My policy isn't so much designed to hide information from people that might need to know it as to ease students' angst.
jessiehl
Jan. 2nd, 2006 10:21 pm (UTC)
Hi...I saw your comment in my journal, so I read a bit of yours and found this.

It was good for me to have first term pass/no record, because the required classes that I took that term were classes that I was awful at, and I would have come out with an A and three Cs. Personally, I've often felt that it would make everyone's lives easier if grading was done on pass/no record in general. I've always been told that most employers don't care what your GPA is anyway, and it would make grad and professional schools focus more on your research, recommendations, demonstrated initiative, statement of purpose, etc. Of course, being an undergrad with a less-than-stellar GPA, I'm biased.

Sophomore exploratory is a wonderful concept. I really think it should be expanded to allow a student to have an exploratory subject every term.

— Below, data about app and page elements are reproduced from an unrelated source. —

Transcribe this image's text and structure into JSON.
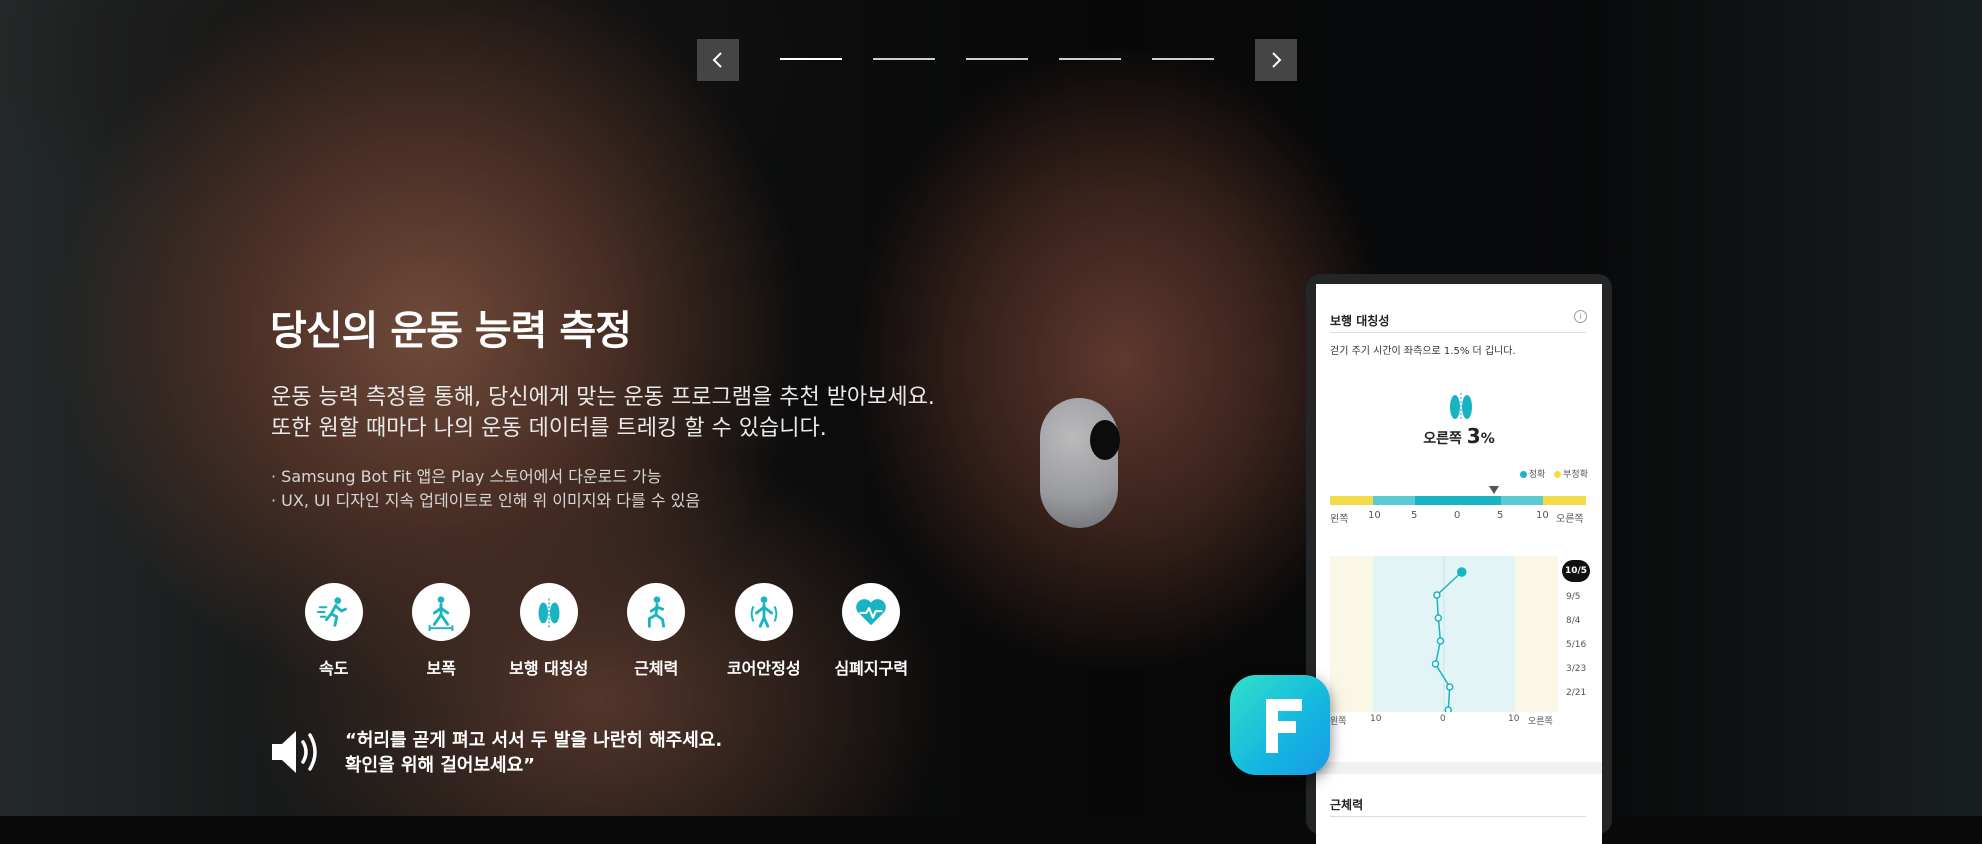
{
  "carousel": {
    "slide_count": 5,
    "active_index": 0
  },
  "headline": "당신의 운동 능력 측정",
  "description": [
    "운동 능력 측정을 통해, 당신에게 맞는 운동 프로그램을 추천 받아보세요.",
    "또한 원할 때마다 나의 운동 데이터를 트레킹 할 수 있습니다."
  ],
  "notes": [
    "· Samsung Bot Fit 앱은 Play 스토어에서 다운로드 가능",
    "· UX, UI 디자인 지속 업데이트로 인해 위 이미지와 다를 수 있음"
  ],
  "features": [
    {
      "label": "속도",
      "icon": "running-icon"
    },
    {
      "label": "보폭",
      "icon": "stride-icon"
    },
    {
      "label": "보행 대칭성",
      "icon": "footprints-icon"
    },
    {
      "label": "근체력",
      "icon": "lunge-icon"
    },
    {
      "label": "코어안정성",
      "icon": "core-stability-icon"
    },
    {
      "label": "심폐지구력",
      "icon": "heart-rate-icon"
    }
  ],
  "voice_prompt": {
    "line1": "“허리를 곧게 펴고 서서 두 발을 나란히 해주세요.",
    "line2": "확인을 위해 걸어보세요”"
  },
  "phone": {
    "section_title": "보행 대칭성",
    "info_icon": "i",
    "subtitle": "걷기 주기 시간이 좌측으로 1.5% 더 깁니다.",
    "result_side": "오른쪽",
    "result_value": "3",
    "result_unit": "%",
    "legend": [
      {
        "label": "정확",
        "color": "#18b4c2"
      },
      {
        "label": "부정확",
        "color": "#f2dc4a"
      }
    ],
    "scale_labels": [
      "왼쪽",
      "10",
      "5",
      "0",
      "5",
      "10",
      "오른쪽"
    ],
    "dates": [
      "10/5",
      "9/5",
      "8/4",
      "5/16",
      "3/23",
      "2/21"
    ],
    "trend_x_labels": [
      "왼쪽",
      "10",
      "0",
      "10",
      "오른쪽"
    ],
    "trend_points": [
      2.5,
      -1,
      -0.8,
      -0.5,
      -1.2,
      0.8,
      0.6
    ],
    "next_section_title": "근체력"
  },
  "colors": {
    "accurate": "#18b4c2",
    "inaccurate": "#f2dc4a",
    "nav_button": "#454545"
  }
}
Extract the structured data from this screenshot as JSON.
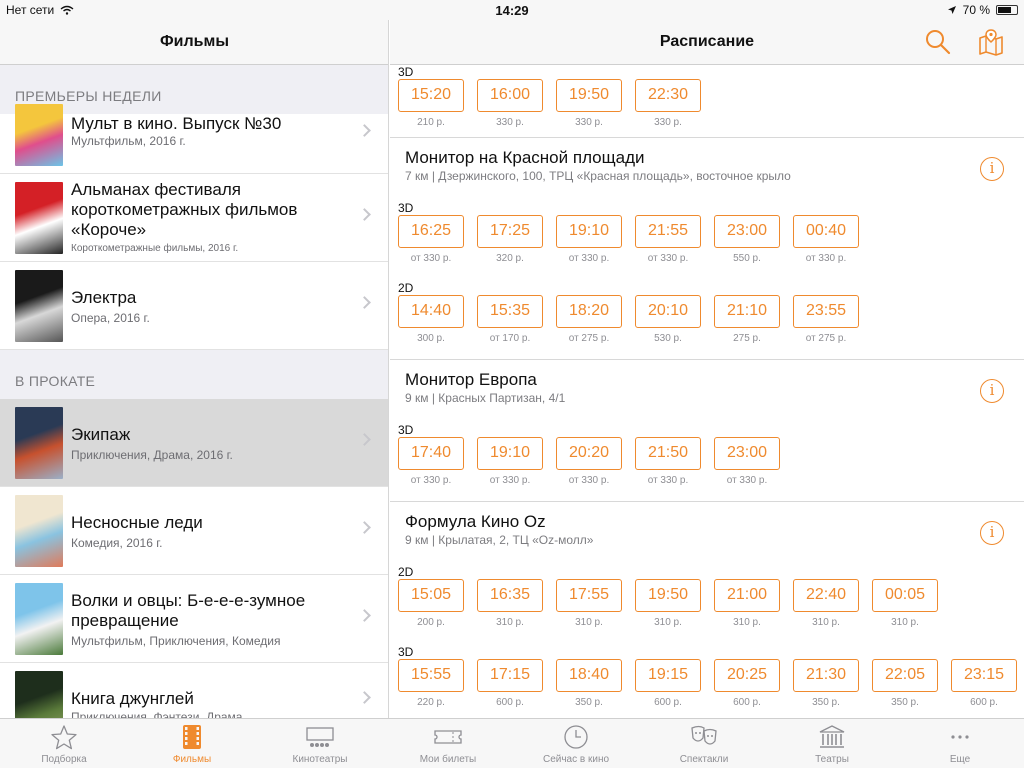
{
  "status": {
    "carrier": "Нет сети",
    "time": "14:29",
    "battery": "70 %",
    "battery_level": 0.7
  },
  "left": {
    "title": "Фильмы",
    "sections": [
      {
        "header": "ПРЕМЬЕРЫ НЕДЕЛИ",
        "movies": [
          {
            "title": "Мульт в кино. Выпуск №30",
            "meta": "Мультфильм, 2016 г.",
            "poster_colors": [
              "#f4c63d",
              "#e04e8c",
              "#6bc5e8"
            ]
          },
          {
            "title": "Альманах фестиваля короткометражных фильмов «Короче»",
            "meta": "Короткометражные фильмы, 2016 г.",
            "poster_colors": [
              "#d42026",
              "#ffffff",
              "#222222"
            ]
          },
          {
            "title": "Электра",
            "meta": "Опера, 2016 г.",
            "poster_colors": [
              "#1a1a1a",
              "#d8d8d8",
              "#555555"
            ]
          }
        ]
      },
      {
        "header": "В ПРОКАТЕ",
        "movies": [
          {
            "title": "Экипаж",
            "meta": "Приключения, Драма, 2016 г.",
            "poster_colors": [
              "#2a3a55",
              "#c7512e",
              "#9bb0c8"
            ],
            "selected": true
          },
          {
            "title": "Несносные леди",
            "meta": "Комедия, 2016 г.",
            "poster_colors": [
              "#f0e6d0",
              "#8ac3e0",
              "#e07a5a"
            ]
          },
          {
            "title": "Волки и овцы: Б-е-е-е-зумное превращение",
            "meta": "Мультфильм, Приключения, Комедия",
            "poster_colors": [
              "#7ec4ea",
              "#f2f2f2",
              "#4a7a3a"
            ]
          },
          {
            "title": "Книга джунглей",
            "meta": "Приключения, Фэнтези, Драма",
            "poster_colors": [
              "#1e2e1c",
              "#5a7a3a",
              "#a0b070"
            ]
          }
        ]
      }
    ]
  },
  "right": {
    "title": "Расписание",
    "cinemas": [
      {
        "name": "",
        "address": "",
        "partial": true,
        "groups": [
          {
            "format": "3D",
            "times": [
              {
                "time": "15:20",
                "price": "210 р."
              },
              {
                "time": "16:00",
                "price": "330 р."
              },
              {
                "time": "19:50",
                "price": "330 р."
              },
              {
                "time": "22:30",
                "price": "330 р."
              }
            ]
          }
        ]
      },
      {
        "name": "Монитор на Красной площади",
        "address": "7 км | Дзержинского, 100, ТРЦ «Красная площадь», восточное крыло",
        "groups": [
          {
            "format": "3D",
            "times": [
              {
                "time": "16:25",
                "price": "от 330 р."
              },
              {
                "time": "17:25",
                "price": "320 р."
              },
              {
                "time": "19:10",
                "price": "от 330 р."
              },
              {
                "time": "21:55",
                "price": "от 330 р."
              },
              {
                "time": "23:00",
                "price": "550 р."
              },
              {
                "time": "00:40",
                "price": "от 330 р."
              }
            ]
          },
          {
            "format": "2D",
            "times": [
              {
                "time": "14:40",
                "price": "300 р."
              },
              {
                "time": "15:35",
                "price": "от 170 р."
              },
              {
                "time": "18:20",
                "price": "от 275 р."
              },
              {
                "time": "20:10",
                "price": "530 р."
              },
              {
                "time": "21:10",
                "price": "275 р."
              },
              {
                "time": "23:55",
                "price": "от 275 р."
              }
            ]
          }
        ]
      },
      {
        "name": "Монитор Европа",
        "address": "9 км | Красных Партизан, 4/1",
        "groups": [
          {
            "format": "3D",
            "times": [
              {
                "time": "17:40",
                "price": "от 330 р."
              },
              {
                "time": "19:10",
                "price": "от 330 р."
              },
              {
                "time": "20:20",
                "price": "от 330 р."
              },
              {
                "time": "21:50",
                "price": "от 330 р."
              },
              {
                "time": "23:00",
                "price": "от 330 р."
              }
            ]
          }
        ]
      },
      {
        "name": "Формула Кино Oz",
        "address": "9 км | Крылатая, 2, ТЦ «Oz-молл»",
        "groups": [
          {
            "format": "2D",
            "times": [
              {
                "time": "15:05",
                "price": "200 р."
              },
              {
                "time": "16:35",
                "price": "310 р."
              },
              {
                "time": "17:55",
                "price": "310 р."
              },
              {
                "time": "19:50",
                "price": "310 р."
              },
              {
                "time": "21:00",
                "price": "310 р."
              },
              {
                "time": "22:40",
                "price": "310 р."
              },
              {
                "time": "00:05",
                "price": "310 р."
              }
            ]
          },
          {
            "format": "3D",
            "times": [
              {
                "time": "15:55",
                "price": "220 р."
              },
              {
                "time": "17:15",
                "price": "600 р."
              },
              {
                "time": "18:40",
                "price": "350 р."
              },
              {
                "time": "19:15",
                "price": "600 р."
              },
              {
                "time": "20:25",
                "price": "600 р."
              },
              {
                "time": "21:30",
                "price": "350 р."
              },
              {
                "time": "22:05",
                "price": "350 р."
              },
              {
                "time": "23:15",
                "price": "600 р."
              }
            ]
          }
        ]
      }
    ]
  },
  "tabs": [
    {
      "label": "Подборка",
      "icon": "star-icon"
    },
    {
      "label": "Фильмы",
      "icon": "film-icon",
      "active": true
    },
    {
      "label": "Кинотеатры",
      "icon": "cinema-screen-icon"
    },
    {
      "label": "Мои билеты",
      "icon": "ticket-icon"
    },
    {
      "label": "Сейчас в кино",
      "icon": "clock-icon"
    },
    {
      "label": "Спектакли",
      "icon": "theater-masks-icon"
    },
    {
      "label": "Театры",
      "icon": "theater-building-icon"
    },
    {
      "label": "Еще",
      "icon": "more-icon"
    }
  ],
  "colors": {
    "accent": "#ef8a2e",
    "selected_row": "#d9d9d9",
    "section_bg": "#efeff4"
  }
}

It encourages students to take interesting and useful (but non-required) classes without fear.

Come to think of it, I should put some feelers out and see if the admins would be open to expanding it, especially with the new Dean of Undergraduate Education...
gregbo
Jan. 6th, 2006 02:50 am (UTC)
It was good for me to have first term pass/no record, because the required classes that I took that term were classes that I was awful at, and I would have come out with an A and three Cs. Personally, I've often felt that it would make everyone's lives easier if grading was done on pass/no record in general. I've always been told that most employers don't care what your GPA is anyway, and it would make grad and professional schools focus more on your research, recommendations, demonstrated initiative, statement of purpose, etc. Of course, being an undergrad with a less-than-stellar GPA, I'm biased.

Under my policy, you'd get to apply pass/no-record to four classes whenever you wanted, including freshman year.

I don't know about other fields, but in CS, a lot of employers are designing their own tests, rather than using GPA as a screening device. Some still do, however; I've seen a few asking for transcripts and minimum GPAs. Some even have extra stipulations such as "must be from a top-ranked school."

One of the things I don't like about grades is that sometimes they're used as a screening device without taking into account anything that happened after the class. There's no consideration for someone who goes back and brushes up on material they were weak in, thus bringing themselves up to a level of a student with a higher grade. Likewise, someone who never bothered to review the material again could conceivably be weaker than the student who did.

While I wouldn't be critical of anyone who did well academically, I don't think I should assume that no other factors come into play. I don't think there's anything wrong with companies giving their own tests. (I wish they would share the results with the applicants, but that's another issue.)

There may be extenuating circumstances, e.g. a person who's career doesn't have anything to do with something they studied. For example, I did really well in linear algebra, but I haven't used it in over ten years, and have forgotten nearly all of it. If a company needs a person whose skills aren't up-to-date in linear algebra, I probably shouldn't get the job. However it is frustrating to be in that position.
( 5 comments — Leave a comment )